==== Supplied records ====
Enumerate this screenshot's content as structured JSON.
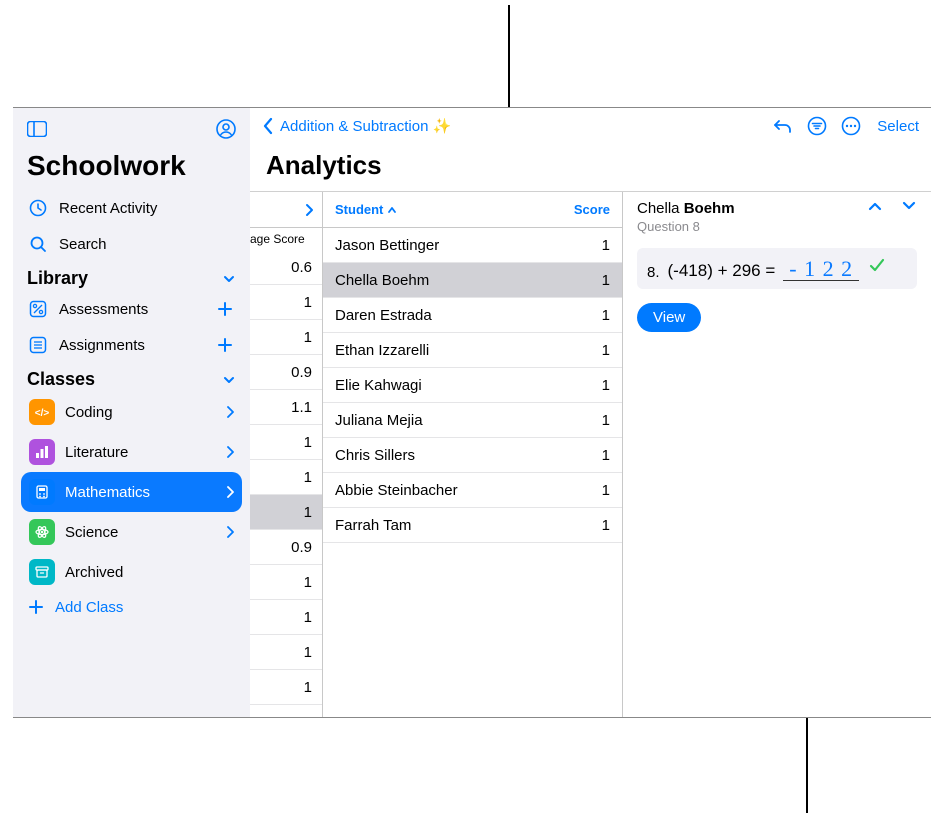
{
  "sidebar": {
    "title": "Schoolwork",
    "recent": "Recent Activity",
    "search": "Search",
    "library_hdr": "Library",
    "assessments": "Assessments",
    "assignments": "Assignments",
    "classes_hdr": "Classes",
    "classes": [
      {
        "label": "Coding",
        "color": "#ff9500",
        "icon": "fn"
      },
      {
        "label": "Literature",
        "color": "#af52de",
        "icon": "bars"
      },
      {
        "label": "Mathematics",
        "color": "#007aff",
        "icon": "calc",
        "selected": true
      },
      {
        "label": "Science",
        "color": "#34c759",
        "icon": "atom"
      },
      {
        "label": "Archived",
        "color": "#00b8c7",
        "icon": "archive",
        "no_chev": true
      }
    ],
    "add_class": "Add Class"
  },
  "header": {
    "back_label": "Addition & Subtraction ✨",
    "title": "Analytics",
    "select": "Select"
  },
  "colA": {
    "sub": "age Score",
    "rows": [
      {
        "v": "0.6"
      },
      {
        "v": "1"
      },
      {
        "v": "1"
      },
      {
        "v": "0.9"
      },
      {
        "v": "1.1"
      },
      {
        "v": "1"
      },
      {
        "v": "1"
      },
      {
        "v": "1",
        "selected": true
      },
      {
        "v": "0.9"
      },
      {
        "v": "1"
      },
      {
        "v": "1"
      },
      {
        "v": "1"
      },
      {
        "v": "1"
      }
    ]
  },
  "colB": {
    "hdr_student": "Student",
    "hdr_score": "Score",
    "rows": [
      {
        "name": "Jason Bettinger",
        "score": "1"
      },
      {
        "name": "Chella Boehm",
        "score": "1",
        "selected": true
      },
      {
        "name": "Daren Estrada",
        "score": "1"
      },
      {
        "name": "Ethan Izzarelli",
        "score": "1"
      },
      {
        "name": "Elie Kahwagi",
        "score": "1"
      },
      {
        "name": "Juliana Mejia",
        "score": "1"
      },
      {
        "name": "Chris Sillers",
        "score": "1"
      },
      {
        "name": "Abbie Steinbacher",
        "score": "1"
      },
      {
        "name": "Farrah Tam",
        "score": "1"
      }
    ]
  },
  "detail": {
    "first": "Chella ",
    "last": "Boehm",
    "question": "Question 8",
    "qnum": "8.",
    "expr": "(-418) + 296 =",
    "hand": "- 1 2 2",
    "view": "View"
  }
}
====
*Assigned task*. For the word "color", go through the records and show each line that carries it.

*Result below*.
        "color": "#ff9500",
        "color": "#af52de",
        "color": "#007aff",
        "color": "#34c759",
        "color": "#00b8c7",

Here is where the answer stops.